[ii] Typical thieves cant for ‘fellow’, ‘chap’ or ‘customer’. Fat was used variously to denote foolishness or wealth.
[iii] One of many thieves cant terms for money (such as blunt) so called because it chinks in the pockets, cf. “The chinck of golde is such a pleasing crie.”
[iv] I have devoted some effort to the study of the language, colloquially known as ‘the cant’ used during this period, and the usage of the word flash varies considerably across sources It can be used to describe knowledge in general, but often knowledge specific to the criminal underground, although it can have connotations of self-aggrandisement or performativeness. Here Piccadilly seems to be employing the word in its most general sense.
Cant of the Day
In the run up to Prosperity’s release, I did a daily Tweet of some of my favourite cant words and phrases. Here they are:
1st of October
First, a little common courtesy:
Cant: “How dost, my buff.”
Translation: “Hello, how do you do, friend.”
To know the language. “To patter flash”, is to be well-versed in the cant.
Also to understand. “I am flash to your meaning, my buff.”
QUEER COVE / FAMILY MAN: general terms for rogue
A DIMBER DAMBER FAMILY MAN: an Arch Rogue.
A CHOIR BIRD: an experienced thief who has sung in many cages (i.e. been to prison a lot).
ADMIRAL OF THE NARROW SEAS: one who – while afflicted with drunkenness – vomits into the lap of the unfortunate person sitting opposite.
MOTHERSWINKER: a term of disapprobation
Okay, I made this one up. To swink is OE, meaning to labour (sweatily)
Implying a baser meaning
CHITTERLINS: the bowels
Cant: “There is a rumpus among my chitterlins.”
Translation: I am not feeling very well.
BENDER: a way to ironically signify incredulity or dissention (SNIV can be used similarly)
Friend: We’ll split the blunt 70/30
You: “Certainly – bender!” (i.e. “That is an unreasonable suggestion, sir.”)
PUBLIC LEDGER: a prostitute.
i.e. one who is open to all parties
DINGABLE: anything considered worthless.
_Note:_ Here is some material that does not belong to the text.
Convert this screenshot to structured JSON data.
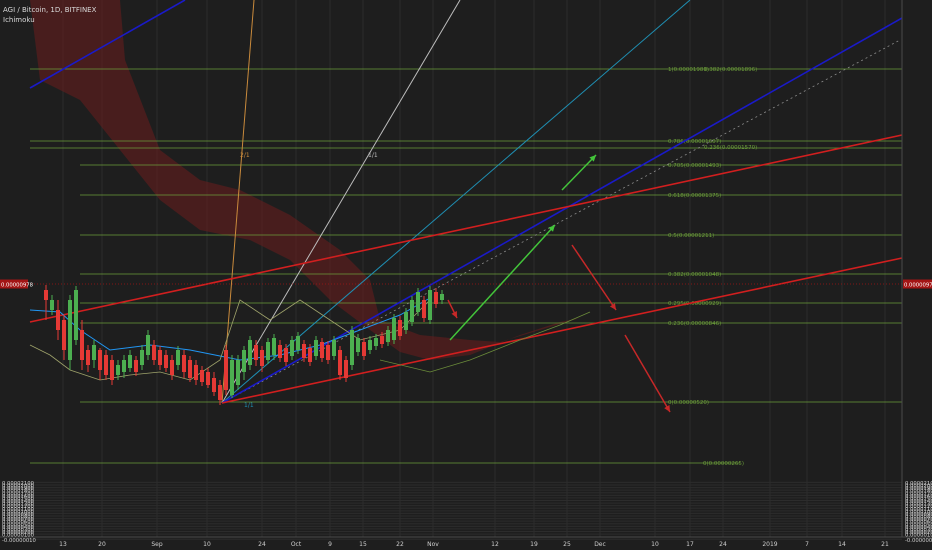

A sharp might use this to refer to a mark they have cleaned out.
Or could you say it about a lover you intend to abandon. Tsk tsk.
10th of October
NOB IT: to act with such prudence and knowledge of the world as to prosper without any labour.
A useful term for a useful skill.
STASH: to put an end to a particular practice.
A thief determined to reform may declare that means he stash the business.
Synonyms: stow it, knife it, cheese it, cut it.
VENERABLE MONOSYLLABLE: female genitalia.
For them as too hoity-toity to say the other word.
BENE: good (as in bene darkmans – good evening)
Not to be confused with BENISH: foolish.
GENTLEMAN OF THREE INS.
A fellow in debt, in gaol and in danger.
The narrator of Prosperity, for example, being one Piccadilly of Gaslight, a dimber cove, and no mistaking.
ARBOR VITAE: the virile member.
“Casting glims o’er the dimber mort did stir the ol’ arbour vitae to a mightsome flourishing.”
RUM: a term of approbation.
Cant: Why, Mr Hall, that be a right rum nab you’re sporting.
Translation: I do like your hat, Mr Hall.
Another one I sort of made up, from OE meaning pleasing to the appetites.
So sexy rather than beautiful.
We need this word again.
SQUEEZE CRAB: a sour-face, diminutive personage.
MINE ARSE ON A BANDBOX. An answer to the offer of any thing inadequate to the purpose for which it is wanted, just as a bandbox would be if used for a seat.
BETWATTLED: confused, bewildered, generally confounded.
“When the foxy sharp bobbed me for the sixth time, I was fair betwattled.”
FRENCHIFIED: infected with venereal disease.
Because throughout history it has been perfectly acceptable to be racist against the French.
RANTALLION: One whose scrotum is so relaxed as to be longer than his penis.
I hope you all find many uses for this helpful word.
SQUARE: honest, the opposite of roguish.
Cant: I ain’t never found a square concern
Translation: I haven’t ever sought an honest job.
CIRCUMBENDIBUS: in a meandering, roundabout fashion, either directionally or linguistically.
“That Mr Dickens do and half tell his stories circumbendibusly.”
ATHANASIAN WENCH (also a QUICUNQUE VULT): a forward person, or prostitute. Term derived from the opening of the Athanasian Creed, usually translated as “whoever wants to.”